Peralta's thumb injury early in spring training last year was the first shot across the bow. Another one was the news that third base coach and valued defensive guru Jose Oquendo had to sit out the season with knee problems. Some felt Oquendo's absence had a negative impact on a defense that not only made more errors, but failed to execute simple fundamentals that cost the Cardinals multiple games.
Bad defense had a ripple effect. It forced the starters to throw extra pitches, which in turn left more innings for the bullpen to cover. Neither was as good as it had been in previous seasons, and the combination was especially toxic at Busch Stadium, where a team mismatched for its ballpark finished with a losing record.
If St. Louis can catch the ball more consistently, its starting rotation should bounce back. Carlos Martinez has won the No. 1 spot in the rotation, a position befitting his ability, and Adam Wainwright is the No. 2 man, a better spot for him at this stage of his career. Mike Leake, Lance Lynn and Michael Wacha fill out the rotation.
Leake, a sinkerball pitcher who was most affected by last year's subpar defense, actually started trying for strikeouts because he wasn't sure his teammates could make plays behind him. This spring, Leake has led the staff in innings and is producing a plethora of groundouts, looking more like the guy the Cardinals spent $80 million on before 2016.
"When he is making good pitches like he has almost all spring, and guys make plays, we have seen a lot of zeros," Matheny told mlb.com. "Staring at a complete game every time he gets out there with his style of pitching."
Seung Hwan Oh is the closer this year with Kevin Siegrist as the primary setup man. Trevor Rosenthal is slated for a role similar to what Andrew Miller filled for Cleveland last postseason. The club thinks he could work multiple innings at high-leverage spots prior to closing time, shortening games and getting the game to Oh with a lead.

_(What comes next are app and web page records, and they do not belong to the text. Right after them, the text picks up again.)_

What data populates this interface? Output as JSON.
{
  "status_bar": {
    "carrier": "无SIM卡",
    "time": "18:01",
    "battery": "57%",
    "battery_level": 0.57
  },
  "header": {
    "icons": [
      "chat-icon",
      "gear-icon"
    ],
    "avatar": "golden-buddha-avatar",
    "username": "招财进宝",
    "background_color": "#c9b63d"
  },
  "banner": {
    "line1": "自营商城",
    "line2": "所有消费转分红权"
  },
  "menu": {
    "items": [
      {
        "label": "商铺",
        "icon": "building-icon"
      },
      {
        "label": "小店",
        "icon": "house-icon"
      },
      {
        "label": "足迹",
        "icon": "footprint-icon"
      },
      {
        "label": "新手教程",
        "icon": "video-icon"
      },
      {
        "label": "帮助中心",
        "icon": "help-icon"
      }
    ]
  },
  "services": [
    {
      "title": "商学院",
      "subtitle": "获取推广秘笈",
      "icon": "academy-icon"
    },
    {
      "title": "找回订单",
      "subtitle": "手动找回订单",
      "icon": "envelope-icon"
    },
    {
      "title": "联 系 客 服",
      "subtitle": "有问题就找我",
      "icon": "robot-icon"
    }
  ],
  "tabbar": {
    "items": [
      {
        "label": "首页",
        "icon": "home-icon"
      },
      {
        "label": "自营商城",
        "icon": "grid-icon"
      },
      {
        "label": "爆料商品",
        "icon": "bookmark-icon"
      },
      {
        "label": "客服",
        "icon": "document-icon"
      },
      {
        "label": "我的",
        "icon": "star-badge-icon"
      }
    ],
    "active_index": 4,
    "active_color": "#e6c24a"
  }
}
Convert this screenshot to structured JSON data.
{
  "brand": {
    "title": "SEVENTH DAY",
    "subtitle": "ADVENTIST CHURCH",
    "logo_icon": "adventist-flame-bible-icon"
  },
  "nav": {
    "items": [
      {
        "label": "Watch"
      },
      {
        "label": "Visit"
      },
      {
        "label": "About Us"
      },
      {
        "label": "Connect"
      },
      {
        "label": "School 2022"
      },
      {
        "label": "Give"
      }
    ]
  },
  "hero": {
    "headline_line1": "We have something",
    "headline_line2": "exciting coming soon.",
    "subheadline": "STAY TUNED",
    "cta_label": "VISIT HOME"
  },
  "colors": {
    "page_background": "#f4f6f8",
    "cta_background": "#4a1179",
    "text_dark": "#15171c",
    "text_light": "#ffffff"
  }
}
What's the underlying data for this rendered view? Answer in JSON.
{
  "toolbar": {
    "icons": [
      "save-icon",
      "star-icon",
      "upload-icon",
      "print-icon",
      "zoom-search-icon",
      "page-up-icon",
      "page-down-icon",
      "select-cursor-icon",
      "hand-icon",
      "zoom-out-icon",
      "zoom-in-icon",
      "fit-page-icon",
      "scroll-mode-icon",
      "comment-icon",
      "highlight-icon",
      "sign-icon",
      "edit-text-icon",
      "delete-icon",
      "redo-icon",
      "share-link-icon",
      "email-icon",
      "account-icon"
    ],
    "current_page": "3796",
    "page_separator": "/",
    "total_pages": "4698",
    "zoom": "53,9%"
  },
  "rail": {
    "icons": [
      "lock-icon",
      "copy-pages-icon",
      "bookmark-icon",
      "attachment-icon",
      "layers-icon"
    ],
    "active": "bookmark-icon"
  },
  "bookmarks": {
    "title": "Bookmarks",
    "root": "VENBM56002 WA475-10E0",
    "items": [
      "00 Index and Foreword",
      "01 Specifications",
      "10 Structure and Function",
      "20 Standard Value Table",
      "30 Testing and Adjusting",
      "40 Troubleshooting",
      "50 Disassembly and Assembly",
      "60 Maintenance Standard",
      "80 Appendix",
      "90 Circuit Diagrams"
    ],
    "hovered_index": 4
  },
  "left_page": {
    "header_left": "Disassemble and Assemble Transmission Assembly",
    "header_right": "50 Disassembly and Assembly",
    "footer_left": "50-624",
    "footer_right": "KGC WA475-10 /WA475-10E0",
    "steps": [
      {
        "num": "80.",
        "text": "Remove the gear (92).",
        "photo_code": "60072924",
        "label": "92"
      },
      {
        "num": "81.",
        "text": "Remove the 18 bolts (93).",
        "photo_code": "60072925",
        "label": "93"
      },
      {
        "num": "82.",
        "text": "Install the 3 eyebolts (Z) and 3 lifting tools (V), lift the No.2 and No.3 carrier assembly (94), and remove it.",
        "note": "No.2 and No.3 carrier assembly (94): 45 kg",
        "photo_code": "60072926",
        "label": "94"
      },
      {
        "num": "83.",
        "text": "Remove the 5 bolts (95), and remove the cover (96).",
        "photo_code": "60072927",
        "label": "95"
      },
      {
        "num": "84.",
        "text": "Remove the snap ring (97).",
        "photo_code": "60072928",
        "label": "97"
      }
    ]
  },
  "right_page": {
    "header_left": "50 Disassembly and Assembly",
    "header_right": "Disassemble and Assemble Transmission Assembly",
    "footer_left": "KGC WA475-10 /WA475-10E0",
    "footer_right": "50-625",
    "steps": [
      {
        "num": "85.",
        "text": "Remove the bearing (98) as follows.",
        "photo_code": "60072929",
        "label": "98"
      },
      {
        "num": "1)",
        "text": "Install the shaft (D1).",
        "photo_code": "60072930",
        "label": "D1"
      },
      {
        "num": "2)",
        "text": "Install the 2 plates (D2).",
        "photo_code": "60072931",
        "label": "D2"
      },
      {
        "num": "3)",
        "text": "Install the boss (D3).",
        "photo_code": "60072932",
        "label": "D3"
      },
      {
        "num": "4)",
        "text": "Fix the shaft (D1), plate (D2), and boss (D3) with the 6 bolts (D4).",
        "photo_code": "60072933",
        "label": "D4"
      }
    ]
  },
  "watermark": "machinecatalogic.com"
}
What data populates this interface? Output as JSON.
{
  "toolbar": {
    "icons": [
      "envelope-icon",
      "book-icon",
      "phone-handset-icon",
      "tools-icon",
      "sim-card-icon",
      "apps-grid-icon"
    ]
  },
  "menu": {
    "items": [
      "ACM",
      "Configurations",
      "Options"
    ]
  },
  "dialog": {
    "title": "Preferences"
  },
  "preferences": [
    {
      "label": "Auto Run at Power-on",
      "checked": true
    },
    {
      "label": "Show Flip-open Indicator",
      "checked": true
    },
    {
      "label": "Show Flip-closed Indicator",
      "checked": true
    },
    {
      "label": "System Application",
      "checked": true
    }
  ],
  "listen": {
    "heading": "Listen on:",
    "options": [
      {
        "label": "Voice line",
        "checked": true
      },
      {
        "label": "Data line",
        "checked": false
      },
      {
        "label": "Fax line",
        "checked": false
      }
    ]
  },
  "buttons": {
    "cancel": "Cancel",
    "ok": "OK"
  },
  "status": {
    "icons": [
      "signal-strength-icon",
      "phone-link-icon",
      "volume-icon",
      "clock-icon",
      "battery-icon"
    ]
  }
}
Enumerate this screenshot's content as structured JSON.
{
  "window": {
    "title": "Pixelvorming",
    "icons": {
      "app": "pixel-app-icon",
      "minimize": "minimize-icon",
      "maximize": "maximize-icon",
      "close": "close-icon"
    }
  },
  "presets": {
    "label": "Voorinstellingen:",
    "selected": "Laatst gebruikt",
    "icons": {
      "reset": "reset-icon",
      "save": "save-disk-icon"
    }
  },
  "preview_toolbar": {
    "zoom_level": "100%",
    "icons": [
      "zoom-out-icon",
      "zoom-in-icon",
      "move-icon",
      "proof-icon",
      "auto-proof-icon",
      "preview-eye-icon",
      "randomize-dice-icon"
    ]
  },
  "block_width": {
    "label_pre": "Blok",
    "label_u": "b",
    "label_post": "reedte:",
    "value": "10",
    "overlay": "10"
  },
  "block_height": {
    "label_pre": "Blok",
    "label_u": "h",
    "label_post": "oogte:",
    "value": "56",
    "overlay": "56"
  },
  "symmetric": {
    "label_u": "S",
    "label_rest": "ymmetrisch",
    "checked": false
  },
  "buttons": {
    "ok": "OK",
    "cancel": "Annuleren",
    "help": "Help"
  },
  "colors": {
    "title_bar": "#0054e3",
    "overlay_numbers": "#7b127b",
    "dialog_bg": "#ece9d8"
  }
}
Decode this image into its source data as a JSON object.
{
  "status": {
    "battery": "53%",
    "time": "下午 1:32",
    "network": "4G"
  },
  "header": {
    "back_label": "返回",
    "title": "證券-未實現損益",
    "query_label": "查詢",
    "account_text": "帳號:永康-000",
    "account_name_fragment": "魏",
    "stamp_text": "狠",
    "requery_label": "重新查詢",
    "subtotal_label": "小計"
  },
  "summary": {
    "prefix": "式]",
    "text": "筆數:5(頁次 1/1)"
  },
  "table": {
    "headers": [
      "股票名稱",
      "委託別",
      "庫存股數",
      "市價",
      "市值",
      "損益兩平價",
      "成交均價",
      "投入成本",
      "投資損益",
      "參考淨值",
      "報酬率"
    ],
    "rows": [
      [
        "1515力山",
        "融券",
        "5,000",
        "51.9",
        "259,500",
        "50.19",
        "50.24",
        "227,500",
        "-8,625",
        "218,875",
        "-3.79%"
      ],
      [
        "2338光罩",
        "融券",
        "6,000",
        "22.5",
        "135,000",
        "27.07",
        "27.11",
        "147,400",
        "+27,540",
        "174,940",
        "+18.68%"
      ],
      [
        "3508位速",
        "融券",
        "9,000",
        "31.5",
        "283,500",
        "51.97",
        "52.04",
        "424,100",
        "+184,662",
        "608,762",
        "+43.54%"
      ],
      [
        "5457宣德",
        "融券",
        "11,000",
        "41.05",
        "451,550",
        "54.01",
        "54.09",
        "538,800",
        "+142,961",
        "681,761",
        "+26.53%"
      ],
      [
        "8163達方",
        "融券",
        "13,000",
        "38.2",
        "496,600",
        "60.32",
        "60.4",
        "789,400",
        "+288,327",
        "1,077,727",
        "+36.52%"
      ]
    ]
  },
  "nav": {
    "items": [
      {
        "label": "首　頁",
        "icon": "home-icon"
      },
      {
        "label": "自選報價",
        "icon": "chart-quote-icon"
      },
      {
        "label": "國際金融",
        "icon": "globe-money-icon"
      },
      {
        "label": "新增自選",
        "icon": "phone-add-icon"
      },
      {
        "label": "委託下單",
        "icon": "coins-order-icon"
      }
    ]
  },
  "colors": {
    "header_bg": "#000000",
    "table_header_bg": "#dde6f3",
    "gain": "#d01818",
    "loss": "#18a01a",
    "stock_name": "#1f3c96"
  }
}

Matheny said after last year's 162nd game that a lot of teams were happy the Cardinals didn't make the postseason, because they could have given playoff teams fits. No one will ever know if that was true, but based on the signing of Fowler and a return to emphasizing the fundamentals that so mysteriously disappeared last summer, St. Louis could be back as an October mainstay.